It is pardoxical to write this post in English....
India consists of some 18-22 scheduled languages... A tower of Babel!
One of its strengths is also its "large English-Speaking" population (but then, in India everything is large due to its size and proportion... where else on the planet, will one call a population on 120mn people - twice the size of the population of many countries - a "minority")
But, the "large English-Speaking" population, actually consists of around just 30-40mn people (out of 1bn+)... These are the people who can read-write-speak "English". The others have there own version of "Hinglish", e.g.:
One of the assumptions one makes as an educated, urban Indian is that it is the size of the "large English-Speaking" population that gives India an economically competitive advantage over other countries in the world in this globalised world. It also leads to some other implicit assumptions, e.g.,
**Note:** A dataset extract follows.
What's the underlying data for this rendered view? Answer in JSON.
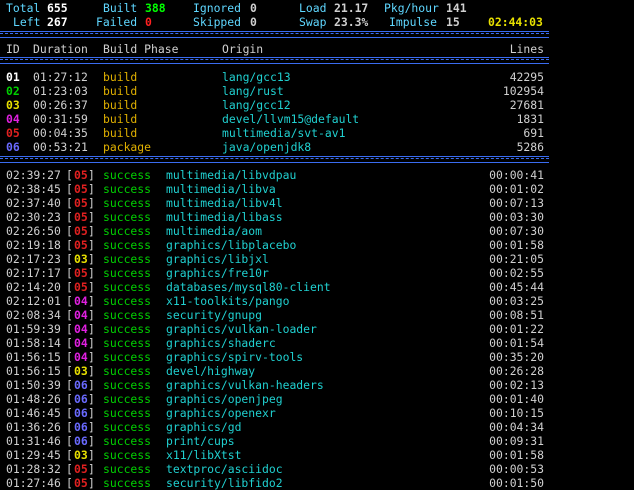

And as happens with deeply cherished and widely shared social assumptions, they get enacted in the "real" world, shape the social reality, and become a self-fulfilling prophesy - i.e.,
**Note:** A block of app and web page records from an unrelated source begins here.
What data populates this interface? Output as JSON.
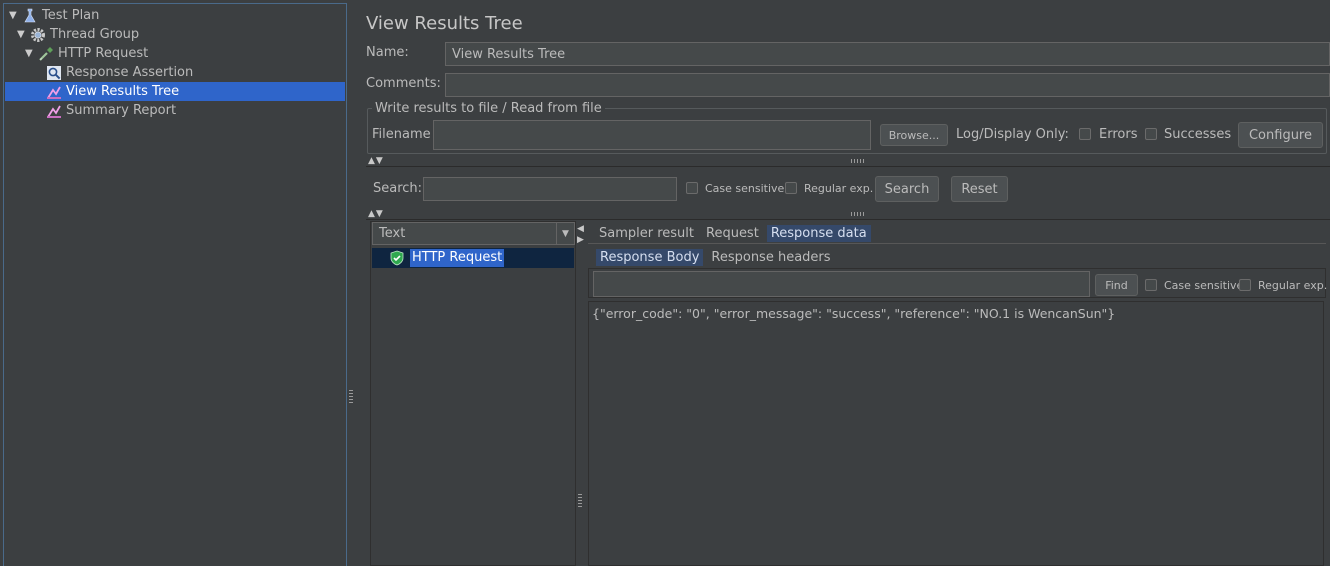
{
  "tree": {
    "items": [
      {
        "label": "Test Plan",
        "icon": "test-plan-icon",
        "expanded": true
      },
      {
        "label": "Thread Group",
        "icon": "gear-icon",
        "expanded": true
      },
      {
        "label": "HTTP Request",
        "icon": "pipette-icon",
        "expanded": true
      },
      {
        "label": "Response Assertion",
        "icon": "magnifier-icon"
      },
      {
        "label": "View Results Tree",
        "icon": "chart-icon",
        "selected": true
      },
      {
        "label": "Summary Report",
        "icon": "chart-icon"
      }
    ]
  },
  "panel": {
    "title": "View Results Tree",
    "name_label": "Name:",
    "name_value": "View Results Tree",
    "comments_label": "Comments:",
    "comments_value": "",
    "file_section_title": "Write results to file / Read from file",
    "filename_label": "Filename",
    "filename_value": "",
    "browse_label": "Browse...",
    "log_display_label": "Log/Display Only:",
    "errors_label": "Errors",
    "successes_label": "Successes",
    "configure_label": "Configure"
  },
  "search": {
    "label": "Search:",
    "value": "",
    "case_sensitive_label": "Case sensitive",
    "regex_label": "Regular exp.",
    "search_button": "Search",
    "reset_button": "Reset"
  },
  "results": {
    "renderer_selected": "Text",
    "samples": [
      {
        "label": "HTTP Request",
        "status": "success"
      }
    ],
    "tabs": [
      "Sampler result",
      "Request",
      "Response data"
    ],
    "active_tab": "Response data",
    "subtabs": [
      "Response Body",
      "Response headers"
    ],
    "active_subtab": "Response Body",
    "find_value": "",
    "find_button": "Find",
    "find_case_label": "Case sensitive",
    "find_regex_label": "Regular exp.",
    "response_body": "{\"error_code\": \"0\", \"error_message\": \"success\", \"reference\": \"NO.1 is WencanSun\"}"
  },
  "colors": {
    "background": "#3c3f41",
    "selection": "#2f65ca",
    "tab_selected": "#35496a",
    "success_icon": "#2fa84f"
  }
}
...teaching in higher education is done in English, selection tests are designed in English, job interviews are conducted in English, candidates get selected on the basis of their knowledge of English, etc.,
...more technical books are written/published in English, there is greater demand for learning in English (or more number of shops that teach "English speaking"), knowing and conversing in English becomes "smart", "cool", "in" etc...
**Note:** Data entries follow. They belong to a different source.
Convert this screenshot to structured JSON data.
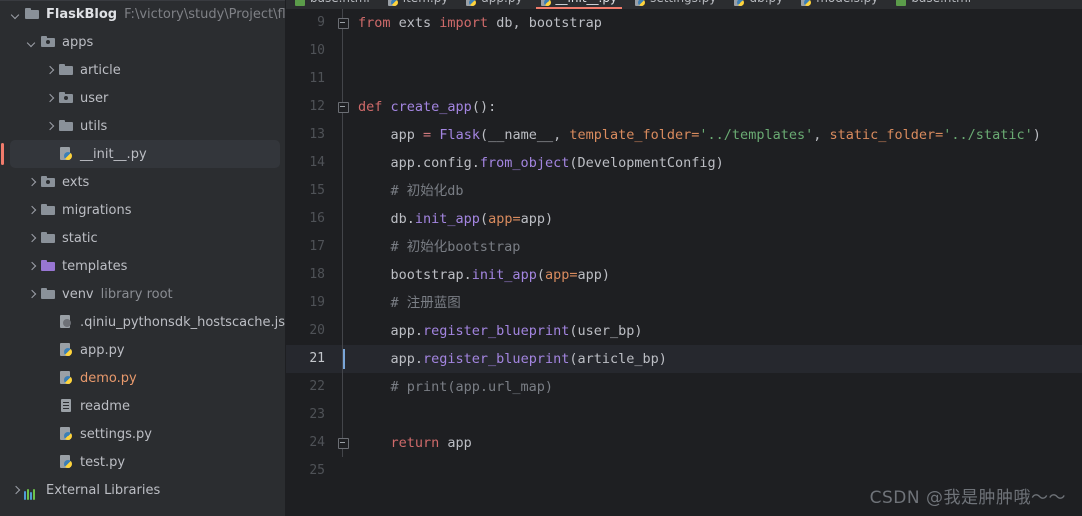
{
  "project": {
    "name": "FlaskBlog",
    "path": "F:\\victory\\study\\Project\\flask\\Fl",
    "tree": [
      {
        "label": "FlaskBlog",
        "suffix": "F:\\victory\\study\\Project\\flask\\Fl",
        "icon": "folder-icon",
        "depth": 0,
        "state": "expanded",
        "style": "bold"
      },
      {
        "label": "apps",
        "suffix": "",
        "icon": "folder-package-icon",
        "depth": 1,
        "state": "expanded",
        "style": "normal"
      },
      {
        "label": "article",
        "suffix": "",
        "icon": "folder-icon",
        "depth": 2,
        "state": "collapsed",
        "style": "normal"
      },
      {
        "label": "user",
        "suffix": "",
        "icon": "folder-package-icon",
        "depth": 2,
        "state": "collapsed",
        "style": "normal"
      },
      {
        "label": "utils",
        "suffix": "",
        "icon": "folder-icon",
        "depth": 2,
        "state": "collapsed",
        "style": "normal"
      },
      {
        "label": "__init__.py",
        "suffix": "",
        "icon": "python-file-icon",
        "depth": 2,
        "state": "leaf",
        "style": "normal",
        "selected": true
      },
      {
        "label": "exts",
        "suffix": "",
        "icon": "folder-package-icon",
        "depth": 1,
        "state": "collapsed",
        "style": "normal"
      },
      {
        "label": "migrations",
        "suffix": "",
        "icon": "folder-icon",
        "depth": 1,
        "state": "collapsed",
        "style": "normal"
      },
      {
        "label": "static",
        "suffix": "",
        "icon": "folder-icon",
        "depth": 1,
        "state": "collapsed",
        "style": "normal"
      },
      {
        "label": "templates",
        "suffix": "",
        "icon": "folder-templates-icon",
        "depth": 1,
        "state": "collapsed",
        "style": "normal"
      },
      {
        "label": "venv",
        "suffix": "library root",
        "icon": "folder-icon",
        "depth": 1,
        "state": "collapsed",
        "style": "normal"
      },
      {
        "label": ".qiniu_pythonsdk_hostscache.json",
        "suffix": "",
        "icon": "json-file-icon",
        "depth": 2,
        "state": "leaf",
        "style": "normal"
      },
      {
        "label": "app.py",
        "suffix": "",
        "icon": "python-file-icon",
        "depth": 2,
        "state": "leaf",
        "style": "normal"
      },
      {
        "label": "demo.py",
        "suffix": "",
        "icon": "python-file-icon",
        "depth": 2,
        "state": "leaf",
        "style": "orange"
      },
      {
        "label": "readme",
        "suffix": "",
        "icon": "text-file-icon",
        "depth": 2,
        "state": "leaf",
        "style": "normal"
      },
      {
        "label": "settings.py",
        "suffix": "",
        "icon": "python-file-icon",
        "depth": 2,
        "state": "leaf",
        "style": "normal"
      },
      {
        "label": "test.py",
        "suffix": "",
        "icon": "python-file-icon",
        "depth": 2,
        "state": "leaf",
        "style": "normal"
      },
      {
        "label": "External Libraries",
        "suffix": "",
        "icon": "external-libraries-icon",
        "depth": 0,
        "state": "collapsed",
        "style": "normal"
      }
    ]
  },
  "editor": {
    "tabs": [
      {
        "label": "base.html",
        "icon": "html-file-icon",
        "active": false
      },
      {
        "label": "item.py",
        "icon": "python-file-icon",
        "active": false
      },
      {
        "label": "app.py",
        "icon": "python-file-icon",
        "active": false
      },
      {
        "label": "__init__.py",
        "icon": "python-file-icon",
        "active": true
      },
      {
        "label": "settings.py",
        "icon": "python-file-icon",
        "active": false
      },
      {
        "label": "db.py",
        "icon": "python-file-icon",
        "active": false
      },
      {
        "label": "models.py",
        "icon": "python-file-icon",
        "active": false
      },
      {
        "label": "base.html",
        "icon": "html-file-icon",
        "active": false
      }
    ],
    "active_tab_accent": "#f07b6b",
    "current_line": 21,
    "lines": [
      {
        "n": "9",
        "fold": "start",
        "current": false,
        "tokens": [
          {
            "t": "from",
            "c": "kw"
          },
          {
            "t": " exts ",
            "c": "txt"
          },
          {
            "t": "import",
            "c": "kw"
          },
          {
            "t": " db, bootstrap",
            "c": "txt"
          }
        ]
      },
      {
        "n": "10",
        "fold": "line",
        "current": false,
        "tokens": []
      },
      {
        "n": "11",
        "fold": "line",
        "current": false,
        "tokens": []
      },
      {
        "n": "12",
        "fold": "start",
        "current": false,
        "tokens": [
          {
            "t": "def",
            "c": "kw"
          },
          {
            "t": " ",
            "c": "txt"
          },
          {
            "t": "create_app",
            "c": "fn"
          },
          {
            "t": "():",
            "c": "txt"
          }
        ]
      },
      {
        "n": "13",
        "fold": "line",
        "current": false,
        "tokens": [
          {
            "t": "    app ",
            "c": "txt"
          },
          {
            "t": "=",
            "c": "kw2"
          },
          {
            "t": " ",
            "c": "txt"
          },
          {
            "t": "Flask",
            "c": "cls"
          },
          {
            "t": "(__name__, ",
            "c": "txt"
          },
          {
            "t": "template_folder",
            "c": "kwarg"
          },
          {
            "t": "=",
            "c": "kwarg"
          },
          {
            "t": "'../templates'",
            "c": "str"
          },
          {
            "t": ", ",
            "c": "txt"
          },
          {
            "t": "static_folder",
            "c": "kwarg"
          },
          {
            "t": "=",
            "c": "kwarg"
          },
          {
            "t": "'../static'",
            "c": "str"
          },
          {
            "t": ")",
            "c": "txt"
          }
        ]
      },
      {
        "n": "14",
        "fold": "line",
        "current": false,
        "tokens": [
          {
            "t": "    app.config.",
            "c": "txt"
          },
          {
            "t": "from_object",
            "c": "fn"
          },
          {
            "t": "(DevelopmentConfig)",
            "c": "txt"
          }
        ]
      },
      {
        "n": "15",
        "fold": "line",
        "current": false,
        "tokens": [
          {
            "t": "    # 初始化db",
            "c": "cmt"
          }
        ]
      },
      {
        "n": "16",
        "fold": "line",
        "current": false,
        "tokens": [
          {
            "t": "    db.",
            "c": "txt"
          },
          {
            "t": "init_app",
            "c": "fn"
          },
          {
            "t": "(",
            "c": "txt"
          },
          {
            "t": "app",
            "c": "kwarg"
          },
          {
            "t": "=",
            "c": "kwarg"
          },
          {
            "t": "app)",
            "c": "txt"
          }
        ]
      },
      {
        "n": "17",
        "fold": "line",
        "current": false,
        "tokens": [
          {
            "t": "    # 初始化bootstrap",
            "c": "cmt"
          }
        ]
      },
      {
        "n": "18",
        "fold": "line",
        "current": false,
        "tokens": [
          {
            "t": "    bootstrap.",
            "c": "txt"
          },
          {
            "t": "init_app",
            "c": "fn"
          },
          {
            "t": "(",
            "c": "txt"
          },
          {
            "t": "app",
            "c": "kwarg"
          },
          {
            "t": "=",
            "c": "kwarg"
          },
          {
            "t": "app)",
            "c": "txt"
          }
        ]
      },
      {
        "n": "19",
        "fold": "line",
        "current": false,
        "tokens": [
          {
            "t": "    # 注册蓝图",
            "c": "cmt"
          }
        ]
      },
      {
        "n": "20",
        "fold": "line",
        "current": false,
        "tokens": [
          {
            "t": "    app.",
            "c": "txt"
          },
          {
            "t": "register_blueprint",
            "c": "fn"
          },
          {
            "t": "(user_bp)",
            "c": "txt"
          }
        ]
      },
      {
        "n": "21",
        "fold": "line",
        "current": true,
        "tokens": [
          {
            "t": "    app.",
            "c": "txt"
          },
          {
            "t": "register_blueprint",
            "c": "fn"
          },
          {
            "t": "(article_bp)",
            "c": "txt"
          }
        ]
      },
      {
        "n": "22",
        "fold": "line",
        "current": false,
        "tokens": [
          {
            "t": "    # print(app.url_map)",
            "c": "cmt"
          }
        ]
      },
      {
        "n": "23",
        "fold": "line",
        "current": false,
        "tokens": []
      },
      {
        "n": "24",
        "fold": "end",
        "current": false,
        "tokens": [
          {
            "t": "    ",
            "c": "txt"
          },
          {
            "t": "return",
            "c": "kw"
          },
          {
            "t": " app",
            "c": "txt"
          }
        ]
      },
      {
        "n": "25",
        "fold": "none",
        "current": false,
        "tokens": []
      }
    ]
  },
  "watermark": {
    "text": "CSDN @我是肿肿哦～～"
  }
}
It is in this context, Sankrant Sanu's post on the "The English Class System" is worth looking at (actually, recommended!)
The following two tables are from his post, and show that:
Rich countries are more likely to speak their native language:
...while the poor countries adapt their "colonial" language:
I don't think that, based on this data, one can generalise that speaking the language of one's past colonial rulers makes a country poor. However, the fascination with English (or the colonial language) among the poor (and mostly post-colonial) countries does explain the historical antecendents of the linguistic divide between the "haves" and the "have-nots" of these societies. As Samuel Huntington had noted:
"As the former colonies moved towards independence... promotion and use of indigenous languages... was one way for the nationalist elites to distinguish themselves from the Western colonialists and to define their own identity. Following independence, however, the elites of these societies needed to distinguish themselves from the common people of their societies. Fluency in English, French or another Western language did that. As a result, the elites of non-Western societies are often better able to communicate with Westerners and with each other than with people of their own societies..."
And so - among many other divisions - India also remain "divided by English"... There are "English-haves" and "English have-nots"...
... Or as, in an earlier post about Garima's story, I had quoted from an article by Barkha Dutt:
"...Garima’s story exposes India’s paradoxical relationship with the English language. Nobody in the world speaks English like us. We have our own idioms, our own words and our own accents.
We pretend to love our own English and brag about how it is India’s great selling point; the reason we dominate the global outsourcing business. But, of course, deep down we know that our English is not the English that the West really wants. And so, each time we talk to Britons or Americans, we subtly alter our diction and inflection. When we set up our call centres, we drop the subtlety entirely and start accent classes to teach our young people to abandon the speech patterns of our own society and to migrate to a virtual, linguistic, middle America, where they become impersonators of people they will never meet and never know.
But within India, we still treat our own English as the great social decider. We laugh at regional accents, smirk at those who make grammatical errors and feel most at home with those who talk like us. Everyone else belongs on the other side of the English divide. And as it turns out, the other side of the class and caste divide as well."